Own nothing and control everything. Sounds pretty good, right?
Greedy tax collectors can't come knocking on your door looking to collect if you have no wealth to your name. Is it possible to implement such a strategy? Is this legal? In response to both prior questions, yes. If you have an LLC (Limited Liability Company) under your name, you won't be able to have your cash and assets under your LLC be held up in legal cases made against you. It's an extra level of peace of mind for you if something like that (hopefully doesn't) happen.

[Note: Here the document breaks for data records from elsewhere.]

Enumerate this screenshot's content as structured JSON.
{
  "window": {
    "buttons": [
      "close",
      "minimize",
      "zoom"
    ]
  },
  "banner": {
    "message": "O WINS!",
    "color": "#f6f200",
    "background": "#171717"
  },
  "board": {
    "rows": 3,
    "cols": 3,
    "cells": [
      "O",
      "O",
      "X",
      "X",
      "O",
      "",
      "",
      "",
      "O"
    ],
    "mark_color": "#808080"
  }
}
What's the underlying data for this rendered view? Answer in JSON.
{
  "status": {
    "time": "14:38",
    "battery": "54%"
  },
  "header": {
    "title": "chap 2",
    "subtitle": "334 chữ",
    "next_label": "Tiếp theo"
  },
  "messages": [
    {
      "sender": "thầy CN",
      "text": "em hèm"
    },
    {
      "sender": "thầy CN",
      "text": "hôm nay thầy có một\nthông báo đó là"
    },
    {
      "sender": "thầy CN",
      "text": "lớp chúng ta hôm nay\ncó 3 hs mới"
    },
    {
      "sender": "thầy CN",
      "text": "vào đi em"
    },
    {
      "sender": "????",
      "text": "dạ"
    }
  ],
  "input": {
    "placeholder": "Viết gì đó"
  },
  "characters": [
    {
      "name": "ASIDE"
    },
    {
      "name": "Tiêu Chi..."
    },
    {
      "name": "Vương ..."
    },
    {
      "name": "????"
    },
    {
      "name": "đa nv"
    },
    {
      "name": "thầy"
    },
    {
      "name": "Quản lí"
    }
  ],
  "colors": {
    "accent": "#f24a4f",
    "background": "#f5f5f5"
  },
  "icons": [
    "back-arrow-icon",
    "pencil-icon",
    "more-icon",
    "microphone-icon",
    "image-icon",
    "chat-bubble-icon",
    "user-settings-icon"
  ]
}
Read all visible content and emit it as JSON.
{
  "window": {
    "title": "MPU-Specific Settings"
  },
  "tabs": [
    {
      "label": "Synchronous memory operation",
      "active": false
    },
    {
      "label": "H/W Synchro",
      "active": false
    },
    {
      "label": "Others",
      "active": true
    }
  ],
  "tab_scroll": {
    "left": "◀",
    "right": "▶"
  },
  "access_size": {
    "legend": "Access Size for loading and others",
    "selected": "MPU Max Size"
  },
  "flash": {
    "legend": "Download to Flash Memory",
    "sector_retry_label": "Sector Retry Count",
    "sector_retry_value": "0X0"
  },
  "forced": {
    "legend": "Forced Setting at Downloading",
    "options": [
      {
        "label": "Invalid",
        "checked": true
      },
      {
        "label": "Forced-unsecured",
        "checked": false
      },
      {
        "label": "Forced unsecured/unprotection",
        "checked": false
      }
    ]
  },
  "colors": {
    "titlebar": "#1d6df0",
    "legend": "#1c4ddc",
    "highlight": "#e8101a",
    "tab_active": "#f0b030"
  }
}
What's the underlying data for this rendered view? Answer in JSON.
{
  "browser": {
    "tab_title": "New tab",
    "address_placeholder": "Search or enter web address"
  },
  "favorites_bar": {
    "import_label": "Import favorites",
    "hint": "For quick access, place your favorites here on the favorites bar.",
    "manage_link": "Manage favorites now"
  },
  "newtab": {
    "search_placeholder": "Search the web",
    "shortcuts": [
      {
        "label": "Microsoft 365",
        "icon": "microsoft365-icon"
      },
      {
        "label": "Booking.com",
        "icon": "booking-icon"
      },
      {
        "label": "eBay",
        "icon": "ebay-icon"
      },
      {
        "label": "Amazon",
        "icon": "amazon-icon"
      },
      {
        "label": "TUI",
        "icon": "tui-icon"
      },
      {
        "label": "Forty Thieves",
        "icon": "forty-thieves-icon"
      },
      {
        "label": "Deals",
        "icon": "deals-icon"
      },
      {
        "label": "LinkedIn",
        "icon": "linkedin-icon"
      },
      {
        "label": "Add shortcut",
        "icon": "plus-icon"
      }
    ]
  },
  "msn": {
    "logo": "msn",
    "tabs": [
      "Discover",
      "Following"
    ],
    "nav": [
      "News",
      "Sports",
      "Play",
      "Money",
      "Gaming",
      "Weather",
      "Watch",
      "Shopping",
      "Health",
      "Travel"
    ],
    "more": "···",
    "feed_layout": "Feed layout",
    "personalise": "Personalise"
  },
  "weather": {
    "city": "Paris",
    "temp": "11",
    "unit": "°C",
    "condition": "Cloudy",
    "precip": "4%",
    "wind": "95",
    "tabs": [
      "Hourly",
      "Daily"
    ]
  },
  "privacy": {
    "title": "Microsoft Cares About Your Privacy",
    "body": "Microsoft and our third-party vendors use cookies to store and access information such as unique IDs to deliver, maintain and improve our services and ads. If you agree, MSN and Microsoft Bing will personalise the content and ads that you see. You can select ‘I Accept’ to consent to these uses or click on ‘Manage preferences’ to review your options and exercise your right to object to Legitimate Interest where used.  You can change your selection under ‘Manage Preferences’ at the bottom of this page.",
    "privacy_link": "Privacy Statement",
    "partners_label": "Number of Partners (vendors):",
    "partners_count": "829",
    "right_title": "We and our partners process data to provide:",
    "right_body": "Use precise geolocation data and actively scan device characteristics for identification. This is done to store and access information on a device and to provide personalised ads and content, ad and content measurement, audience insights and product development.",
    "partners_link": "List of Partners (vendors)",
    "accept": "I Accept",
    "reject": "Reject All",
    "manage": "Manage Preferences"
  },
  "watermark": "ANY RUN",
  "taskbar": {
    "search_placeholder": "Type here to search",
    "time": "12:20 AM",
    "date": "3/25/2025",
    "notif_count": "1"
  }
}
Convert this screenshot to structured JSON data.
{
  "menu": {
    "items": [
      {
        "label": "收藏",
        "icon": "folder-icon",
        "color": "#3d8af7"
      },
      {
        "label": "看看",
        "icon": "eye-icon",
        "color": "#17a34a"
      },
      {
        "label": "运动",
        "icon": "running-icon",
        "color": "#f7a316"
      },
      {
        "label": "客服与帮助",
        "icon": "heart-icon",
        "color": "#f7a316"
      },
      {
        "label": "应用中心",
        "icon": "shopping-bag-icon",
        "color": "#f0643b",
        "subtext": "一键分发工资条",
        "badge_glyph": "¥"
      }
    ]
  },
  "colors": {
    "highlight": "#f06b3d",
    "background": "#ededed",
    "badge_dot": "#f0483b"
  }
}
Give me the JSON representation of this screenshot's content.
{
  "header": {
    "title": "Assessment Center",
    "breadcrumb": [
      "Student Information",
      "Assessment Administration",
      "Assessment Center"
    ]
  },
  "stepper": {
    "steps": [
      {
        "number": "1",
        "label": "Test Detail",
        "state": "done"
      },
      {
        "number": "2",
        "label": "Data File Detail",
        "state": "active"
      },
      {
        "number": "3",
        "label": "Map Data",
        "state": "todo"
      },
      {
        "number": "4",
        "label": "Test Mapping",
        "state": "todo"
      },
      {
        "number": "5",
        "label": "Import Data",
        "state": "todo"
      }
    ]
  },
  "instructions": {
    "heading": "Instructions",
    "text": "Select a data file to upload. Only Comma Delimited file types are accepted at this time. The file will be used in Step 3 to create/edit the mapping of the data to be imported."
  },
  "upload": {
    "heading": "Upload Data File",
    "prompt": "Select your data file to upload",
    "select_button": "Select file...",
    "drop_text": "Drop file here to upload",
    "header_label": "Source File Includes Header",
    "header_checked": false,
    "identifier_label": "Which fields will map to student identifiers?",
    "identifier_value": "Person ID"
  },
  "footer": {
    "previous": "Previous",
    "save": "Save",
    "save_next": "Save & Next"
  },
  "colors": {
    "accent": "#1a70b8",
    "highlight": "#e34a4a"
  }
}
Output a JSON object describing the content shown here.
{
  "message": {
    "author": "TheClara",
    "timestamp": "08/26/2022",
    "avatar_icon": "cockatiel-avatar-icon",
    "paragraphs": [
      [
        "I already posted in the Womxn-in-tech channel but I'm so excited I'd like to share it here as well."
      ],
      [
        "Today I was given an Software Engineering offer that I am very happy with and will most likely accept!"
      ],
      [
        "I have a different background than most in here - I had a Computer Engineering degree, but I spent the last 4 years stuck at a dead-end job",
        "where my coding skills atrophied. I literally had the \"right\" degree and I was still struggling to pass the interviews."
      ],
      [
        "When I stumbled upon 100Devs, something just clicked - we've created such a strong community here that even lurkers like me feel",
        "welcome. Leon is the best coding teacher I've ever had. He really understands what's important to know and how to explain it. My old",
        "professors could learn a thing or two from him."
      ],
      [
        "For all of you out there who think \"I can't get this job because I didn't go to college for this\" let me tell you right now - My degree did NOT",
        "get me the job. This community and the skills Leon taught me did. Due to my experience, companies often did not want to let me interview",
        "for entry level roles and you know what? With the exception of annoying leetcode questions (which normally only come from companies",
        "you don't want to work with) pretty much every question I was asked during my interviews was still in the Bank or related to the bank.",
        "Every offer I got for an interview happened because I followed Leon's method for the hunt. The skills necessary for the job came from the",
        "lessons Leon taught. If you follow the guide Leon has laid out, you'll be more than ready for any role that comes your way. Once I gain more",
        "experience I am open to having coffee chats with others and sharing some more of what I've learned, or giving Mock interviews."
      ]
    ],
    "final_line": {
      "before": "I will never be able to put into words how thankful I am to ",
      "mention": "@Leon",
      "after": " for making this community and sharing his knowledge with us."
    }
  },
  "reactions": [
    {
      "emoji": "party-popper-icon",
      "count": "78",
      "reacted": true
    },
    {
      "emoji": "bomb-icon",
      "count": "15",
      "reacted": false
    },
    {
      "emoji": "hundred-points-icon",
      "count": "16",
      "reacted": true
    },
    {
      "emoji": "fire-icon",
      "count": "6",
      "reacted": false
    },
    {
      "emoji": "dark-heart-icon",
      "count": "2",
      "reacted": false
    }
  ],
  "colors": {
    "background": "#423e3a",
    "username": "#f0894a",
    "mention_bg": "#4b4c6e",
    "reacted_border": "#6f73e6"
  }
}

Domestic Asset Protection Trust (DAPT) & Private Trust Company (PTC) is how the rich (and yourself with Lightbeam 💪) will be absolved from having to pay wealth taxes. The origins of trust laws can be traced back to the 12th century and have been effectively leveraged since their inception. Alaska was the first state to allow Asset Protection Trusts as part of its move towards a "new age" of trust laws. Countless individuals have taken advantage of the unique advantages provided by DAPTs for over twenty years. Historically, society's most affluent have employed these sophisticated legal constructs for asset protection, tax planning, and estate planning up until now.
How it works:
There are three discrete entities involved in the process of forming a DAPT:
- Grantor - The person, like yourself, who is creating the Trust.
- Trustee - In our case, a Private Trust Company in which you are a manager of. A PTC can be thought of as a superset of a limited liability company (LLC). The LLC will be managed by yourself, and you'll sit on the "Investment Committee" and "Distribution Committee" giving you the power to use the cash and other assets of the Trust at your discretion. Examples include: a) If you want to invest in Bitcoin, you simply invest the idle cash of the DAPT to acquire the cryptocurrency, b) if you want to write yourself a check for a luxury vacation, you can do that too.
- Beneficiary(ies) - Benefit financially from Trust assets, will typically be yourself, you'll want to list secondary beneficiaries (ie. spouse, children, relatives), listing tertiary beneficiaries (ie. grandchildren) is also a good idea.
A Domestic Asset Protection Trust (or Self-Settled Spendthrift Trust) allows you to split "legal" and "equitable" title of your assets. This means that you're able to protect your assets & lower the tax liabilities incurred by those respective assets without losing control of them. You, as the creator (commonly referred to as the settlor, or grantor) of the DAPT can also be the primary beneficiary (you benefit financially). One of the first steps taken in establishing a DAPT starts with the transferring or re-titling of assets to the DAPT. To expand, ownership of assets are being transferred out of the grantor's name and into the DAPT. In the eyes of the law, you would no longer be considered the rightful owner of the property — the DAPT now has sole ownership rights. The DAPT is considered a separate entity with its own Federal Tax ID, or Employer Identification Number (EIN).
In essence, would you've done is lower your personal net worth (wealth) equal to the fair market value of the assets you've re-titled. **They can't tax you for wealth that isn't yours!**
Since a DAPT allows the grantor to be the primary beneficiary you'll still be able to reap the financial rewards from the assets even after they've been transferred into the DAPT. You remain in control of the assets in the Trust and have sole discretion as to how those financial resources are used. Ranging from investing in the stock market, bonds, crypto, rental properties, etc. to controlling distributions to yourself to cover your daily living expenses or booking a luxury vacation.
You can hire an attorney on retainer for ≥$7,500 and pay additional annual fees for updating and tweaking your trust for around ≥$9,000 annually.
You can use Lightbeam for a 1/5th of that annual price! All of the forms and templates provided to get you managing your assets like the wealthy have been reviewed by the same attorneys specializing in Trust laws and asset protection. Only difference is that you didn't have to pay thousands of dollars. No need to wonder who has the last laugh 😃
He heads Engineering at Lightbeam; formerly a Senior Engineer at McKinsey Cloud and lives in the Bay Area.